» **What the task asks**
Go over the entries and report the lines where the word "your" occurs.

[[ Working data, beginning ]]

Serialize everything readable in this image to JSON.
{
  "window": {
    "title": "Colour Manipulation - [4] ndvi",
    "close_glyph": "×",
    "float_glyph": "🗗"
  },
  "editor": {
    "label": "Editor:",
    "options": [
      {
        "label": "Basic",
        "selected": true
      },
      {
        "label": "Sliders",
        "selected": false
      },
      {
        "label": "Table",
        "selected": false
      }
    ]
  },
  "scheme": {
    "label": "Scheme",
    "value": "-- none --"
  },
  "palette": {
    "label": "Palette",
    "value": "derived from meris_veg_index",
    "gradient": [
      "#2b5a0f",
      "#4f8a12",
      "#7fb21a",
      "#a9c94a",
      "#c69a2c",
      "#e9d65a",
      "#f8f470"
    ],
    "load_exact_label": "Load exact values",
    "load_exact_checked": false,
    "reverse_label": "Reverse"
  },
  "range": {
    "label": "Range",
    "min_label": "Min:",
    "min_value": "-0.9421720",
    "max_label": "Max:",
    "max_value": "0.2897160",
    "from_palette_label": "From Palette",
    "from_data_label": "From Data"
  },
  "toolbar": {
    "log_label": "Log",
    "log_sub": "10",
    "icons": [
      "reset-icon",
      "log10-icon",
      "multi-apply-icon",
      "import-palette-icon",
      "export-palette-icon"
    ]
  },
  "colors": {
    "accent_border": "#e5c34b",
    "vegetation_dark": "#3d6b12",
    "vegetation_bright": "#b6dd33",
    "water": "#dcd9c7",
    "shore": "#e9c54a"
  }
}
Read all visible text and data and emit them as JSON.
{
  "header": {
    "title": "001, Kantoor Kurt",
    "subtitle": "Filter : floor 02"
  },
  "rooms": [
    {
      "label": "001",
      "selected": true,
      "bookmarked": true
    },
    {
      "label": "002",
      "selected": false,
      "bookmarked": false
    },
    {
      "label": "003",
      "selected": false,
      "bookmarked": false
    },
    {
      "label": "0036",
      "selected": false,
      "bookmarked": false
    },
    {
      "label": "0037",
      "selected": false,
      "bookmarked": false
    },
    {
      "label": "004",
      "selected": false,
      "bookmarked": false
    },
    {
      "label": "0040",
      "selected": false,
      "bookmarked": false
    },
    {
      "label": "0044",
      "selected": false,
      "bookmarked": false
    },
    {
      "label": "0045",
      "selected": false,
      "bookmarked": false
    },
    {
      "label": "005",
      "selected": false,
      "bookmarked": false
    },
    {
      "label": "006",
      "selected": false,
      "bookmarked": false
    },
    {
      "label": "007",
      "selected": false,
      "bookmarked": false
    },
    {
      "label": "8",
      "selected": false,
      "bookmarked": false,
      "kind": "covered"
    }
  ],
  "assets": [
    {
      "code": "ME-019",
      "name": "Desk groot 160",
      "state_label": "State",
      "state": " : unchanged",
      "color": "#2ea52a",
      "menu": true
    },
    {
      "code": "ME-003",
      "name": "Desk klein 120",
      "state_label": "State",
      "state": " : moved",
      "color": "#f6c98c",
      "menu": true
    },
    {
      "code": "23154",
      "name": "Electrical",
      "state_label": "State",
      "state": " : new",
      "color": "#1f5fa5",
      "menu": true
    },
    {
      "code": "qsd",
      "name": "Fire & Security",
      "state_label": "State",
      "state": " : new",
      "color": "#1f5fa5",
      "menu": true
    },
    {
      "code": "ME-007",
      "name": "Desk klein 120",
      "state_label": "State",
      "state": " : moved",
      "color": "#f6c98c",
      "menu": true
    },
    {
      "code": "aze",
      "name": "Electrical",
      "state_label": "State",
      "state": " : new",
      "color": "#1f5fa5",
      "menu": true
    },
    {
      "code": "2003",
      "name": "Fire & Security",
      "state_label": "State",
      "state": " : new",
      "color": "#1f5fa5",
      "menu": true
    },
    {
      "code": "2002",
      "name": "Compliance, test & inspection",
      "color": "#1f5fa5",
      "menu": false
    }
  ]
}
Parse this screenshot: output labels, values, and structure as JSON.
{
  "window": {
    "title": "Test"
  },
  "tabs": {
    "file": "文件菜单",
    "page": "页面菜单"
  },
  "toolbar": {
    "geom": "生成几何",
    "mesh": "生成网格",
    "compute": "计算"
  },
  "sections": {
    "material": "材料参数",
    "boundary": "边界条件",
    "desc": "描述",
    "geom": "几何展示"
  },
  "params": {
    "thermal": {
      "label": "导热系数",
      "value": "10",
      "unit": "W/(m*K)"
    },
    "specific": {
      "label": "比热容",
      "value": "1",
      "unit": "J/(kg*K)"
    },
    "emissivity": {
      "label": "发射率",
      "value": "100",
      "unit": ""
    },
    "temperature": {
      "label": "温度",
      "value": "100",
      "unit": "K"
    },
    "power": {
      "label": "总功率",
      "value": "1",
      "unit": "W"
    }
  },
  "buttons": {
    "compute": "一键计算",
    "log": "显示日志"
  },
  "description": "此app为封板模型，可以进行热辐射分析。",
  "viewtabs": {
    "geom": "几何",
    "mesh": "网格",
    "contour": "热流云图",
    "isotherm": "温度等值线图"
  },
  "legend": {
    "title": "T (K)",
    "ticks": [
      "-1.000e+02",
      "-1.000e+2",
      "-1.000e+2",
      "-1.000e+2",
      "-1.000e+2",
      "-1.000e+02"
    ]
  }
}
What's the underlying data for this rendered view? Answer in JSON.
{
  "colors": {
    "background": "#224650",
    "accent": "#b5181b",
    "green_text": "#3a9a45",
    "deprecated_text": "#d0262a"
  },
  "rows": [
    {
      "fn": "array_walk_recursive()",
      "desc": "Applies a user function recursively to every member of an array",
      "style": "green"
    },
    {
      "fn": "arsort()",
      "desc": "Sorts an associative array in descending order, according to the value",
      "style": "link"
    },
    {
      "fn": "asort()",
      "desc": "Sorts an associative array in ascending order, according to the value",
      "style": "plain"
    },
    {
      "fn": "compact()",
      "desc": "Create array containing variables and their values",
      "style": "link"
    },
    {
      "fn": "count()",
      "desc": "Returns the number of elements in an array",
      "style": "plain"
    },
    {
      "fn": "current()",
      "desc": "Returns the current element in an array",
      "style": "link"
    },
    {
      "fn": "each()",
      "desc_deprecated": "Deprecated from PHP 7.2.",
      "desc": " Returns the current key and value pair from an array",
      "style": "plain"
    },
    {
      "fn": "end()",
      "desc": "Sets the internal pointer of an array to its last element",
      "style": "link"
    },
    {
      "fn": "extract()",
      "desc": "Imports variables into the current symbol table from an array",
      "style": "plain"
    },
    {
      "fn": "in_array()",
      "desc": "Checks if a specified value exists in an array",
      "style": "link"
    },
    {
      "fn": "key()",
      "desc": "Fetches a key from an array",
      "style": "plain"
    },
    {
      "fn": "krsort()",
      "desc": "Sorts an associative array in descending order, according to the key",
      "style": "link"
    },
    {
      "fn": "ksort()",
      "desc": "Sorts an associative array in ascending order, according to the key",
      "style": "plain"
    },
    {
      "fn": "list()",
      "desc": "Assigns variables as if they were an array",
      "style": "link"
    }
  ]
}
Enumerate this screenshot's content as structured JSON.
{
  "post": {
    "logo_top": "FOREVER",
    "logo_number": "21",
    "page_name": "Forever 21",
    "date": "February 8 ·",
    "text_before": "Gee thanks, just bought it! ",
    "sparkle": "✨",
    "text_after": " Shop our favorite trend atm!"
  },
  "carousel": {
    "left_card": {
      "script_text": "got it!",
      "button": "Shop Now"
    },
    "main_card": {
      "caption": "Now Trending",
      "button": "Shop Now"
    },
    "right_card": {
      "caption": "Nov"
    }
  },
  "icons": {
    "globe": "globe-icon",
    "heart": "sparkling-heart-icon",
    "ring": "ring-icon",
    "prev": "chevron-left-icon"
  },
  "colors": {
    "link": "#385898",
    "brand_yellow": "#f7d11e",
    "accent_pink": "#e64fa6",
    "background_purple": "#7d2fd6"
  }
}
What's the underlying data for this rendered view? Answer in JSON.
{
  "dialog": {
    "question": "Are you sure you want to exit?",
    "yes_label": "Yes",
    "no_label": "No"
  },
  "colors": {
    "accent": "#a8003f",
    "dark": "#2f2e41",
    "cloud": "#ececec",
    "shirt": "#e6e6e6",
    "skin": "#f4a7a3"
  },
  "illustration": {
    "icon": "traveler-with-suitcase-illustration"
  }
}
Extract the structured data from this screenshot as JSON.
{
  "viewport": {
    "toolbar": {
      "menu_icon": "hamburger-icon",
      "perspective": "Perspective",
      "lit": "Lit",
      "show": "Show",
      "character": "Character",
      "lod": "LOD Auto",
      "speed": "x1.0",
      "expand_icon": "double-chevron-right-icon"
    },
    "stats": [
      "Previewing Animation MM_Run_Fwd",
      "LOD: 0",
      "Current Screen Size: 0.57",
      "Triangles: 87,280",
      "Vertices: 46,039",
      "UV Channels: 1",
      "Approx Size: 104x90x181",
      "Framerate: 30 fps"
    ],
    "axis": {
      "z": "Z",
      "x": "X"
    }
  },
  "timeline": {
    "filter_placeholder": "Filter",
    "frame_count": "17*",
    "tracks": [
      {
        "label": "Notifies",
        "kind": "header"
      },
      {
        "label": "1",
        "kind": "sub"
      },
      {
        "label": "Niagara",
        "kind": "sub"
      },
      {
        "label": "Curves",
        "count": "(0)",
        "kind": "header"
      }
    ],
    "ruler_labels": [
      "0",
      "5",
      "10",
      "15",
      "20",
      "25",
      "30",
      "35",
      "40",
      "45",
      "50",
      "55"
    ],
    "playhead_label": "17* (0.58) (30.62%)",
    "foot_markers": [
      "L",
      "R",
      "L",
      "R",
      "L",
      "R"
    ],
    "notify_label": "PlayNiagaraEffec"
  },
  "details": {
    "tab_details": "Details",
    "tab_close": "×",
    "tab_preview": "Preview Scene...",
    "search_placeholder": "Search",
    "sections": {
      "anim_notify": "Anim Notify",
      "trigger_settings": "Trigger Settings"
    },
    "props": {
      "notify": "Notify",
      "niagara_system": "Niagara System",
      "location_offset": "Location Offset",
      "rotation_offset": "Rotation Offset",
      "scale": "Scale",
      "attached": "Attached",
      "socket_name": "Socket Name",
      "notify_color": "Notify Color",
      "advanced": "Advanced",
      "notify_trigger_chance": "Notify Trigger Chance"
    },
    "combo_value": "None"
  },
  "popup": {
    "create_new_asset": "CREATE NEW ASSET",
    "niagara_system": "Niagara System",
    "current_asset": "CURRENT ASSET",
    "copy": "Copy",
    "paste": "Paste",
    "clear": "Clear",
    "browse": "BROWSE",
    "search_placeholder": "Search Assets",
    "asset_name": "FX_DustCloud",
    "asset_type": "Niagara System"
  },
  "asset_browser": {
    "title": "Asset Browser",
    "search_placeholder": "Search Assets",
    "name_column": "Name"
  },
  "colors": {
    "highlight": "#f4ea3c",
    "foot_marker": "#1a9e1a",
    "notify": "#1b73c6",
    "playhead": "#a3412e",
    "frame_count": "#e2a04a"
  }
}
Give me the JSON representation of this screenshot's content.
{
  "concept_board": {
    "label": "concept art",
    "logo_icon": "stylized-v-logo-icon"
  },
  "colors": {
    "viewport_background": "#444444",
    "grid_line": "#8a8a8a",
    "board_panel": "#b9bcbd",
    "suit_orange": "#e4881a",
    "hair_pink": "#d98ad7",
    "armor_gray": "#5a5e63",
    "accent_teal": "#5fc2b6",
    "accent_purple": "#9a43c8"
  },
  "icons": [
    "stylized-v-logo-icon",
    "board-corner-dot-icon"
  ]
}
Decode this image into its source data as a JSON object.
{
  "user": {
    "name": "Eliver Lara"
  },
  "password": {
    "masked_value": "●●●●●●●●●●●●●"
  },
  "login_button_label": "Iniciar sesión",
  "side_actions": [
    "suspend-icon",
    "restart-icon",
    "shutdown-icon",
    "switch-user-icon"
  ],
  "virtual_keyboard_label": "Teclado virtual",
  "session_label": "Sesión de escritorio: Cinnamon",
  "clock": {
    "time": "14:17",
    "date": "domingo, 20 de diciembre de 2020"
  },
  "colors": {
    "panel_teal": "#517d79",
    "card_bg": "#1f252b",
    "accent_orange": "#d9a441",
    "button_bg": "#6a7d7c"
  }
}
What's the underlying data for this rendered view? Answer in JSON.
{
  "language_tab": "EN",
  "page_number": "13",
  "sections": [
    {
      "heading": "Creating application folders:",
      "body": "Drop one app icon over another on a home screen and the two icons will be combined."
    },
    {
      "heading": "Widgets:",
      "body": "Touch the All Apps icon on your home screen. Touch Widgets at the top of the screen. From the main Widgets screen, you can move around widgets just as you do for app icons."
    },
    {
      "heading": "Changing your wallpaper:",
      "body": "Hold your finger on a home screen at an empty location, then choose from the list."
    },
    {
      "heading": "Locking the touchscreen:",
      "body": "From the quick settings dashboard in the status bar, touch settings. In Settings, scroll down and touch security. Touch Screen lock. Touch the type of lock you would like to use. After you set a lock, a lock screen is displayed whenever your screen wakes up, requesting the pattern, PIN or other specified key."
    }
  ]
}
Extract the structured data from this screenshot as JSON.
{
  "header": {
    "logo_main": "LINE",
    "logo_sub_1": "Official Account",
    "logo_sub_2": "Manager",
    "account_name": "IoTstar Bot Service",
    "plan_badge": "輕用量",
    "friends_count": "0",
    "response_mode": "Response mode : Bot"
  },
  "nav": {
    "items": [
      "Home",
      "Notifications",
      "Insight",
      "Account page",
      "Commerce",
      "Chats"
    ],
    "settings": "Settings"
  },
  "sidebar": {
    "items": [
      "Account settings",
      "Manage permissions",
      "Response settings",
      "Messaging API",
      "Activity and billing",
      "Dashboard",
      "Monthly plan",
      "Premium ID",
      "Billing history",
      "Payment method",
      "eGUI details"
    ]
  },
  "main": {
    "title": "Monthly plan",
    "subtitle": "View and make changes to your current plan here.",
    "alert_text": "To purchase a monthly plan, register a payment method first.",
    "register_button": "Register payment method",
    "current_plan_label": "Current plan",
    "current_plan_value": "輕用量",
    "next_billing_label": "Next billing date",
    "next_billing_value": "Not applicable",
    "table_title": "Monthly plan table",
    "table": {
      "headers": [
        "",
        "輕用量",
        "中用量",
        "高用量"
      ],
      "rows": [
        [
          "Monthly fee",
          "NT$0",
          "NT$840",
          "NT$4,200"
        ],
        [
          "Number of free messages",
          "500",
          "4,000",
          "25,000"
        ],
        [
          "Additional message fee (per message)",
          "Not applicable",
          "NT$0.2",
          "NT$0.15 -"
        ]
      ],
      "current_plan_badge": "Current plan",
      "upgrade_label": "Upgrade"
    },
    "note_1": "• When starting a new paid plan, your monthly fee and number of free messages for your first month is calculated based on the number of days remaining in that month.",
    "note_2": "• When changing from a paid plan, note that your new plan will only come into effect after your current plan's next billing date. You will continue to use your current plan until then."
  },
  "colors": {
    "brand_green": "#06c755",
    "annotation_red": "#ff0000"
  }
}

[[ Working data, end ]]

» **Answer space**
      "body": "Touch the All Apps icon on your home screen. Touch Widgets at the top of the screen. From the main Widgets screen, you can move around widgets just as you do for app icons."
      "heading": "Changing your wallpaper:",
      "body": "Hold your finger on a home screen at an empty location, then choose from the list."
      "body": "From the quick settings dashboard in the status bar, touch settings. In Settings, scroll down and touch security. Touch Screen lock. Touch the type of lock you would like to use. After you set a lock, a lock screen is displayed whenever your screen wakes up, requesting the pattern, PIN or other specified key."
    "subtitle": "View and make changes to your current plan here.",
    "note_1": "• When starting a new paid plan, your monthly fee and number of free messages for your first month is calculated based on the number of days remaining in that month.",
    "note_2": "• When changing from a paid plan, note that your new plan will only come into effect after your current plan's next billing date. You will continue to use your current plan until then."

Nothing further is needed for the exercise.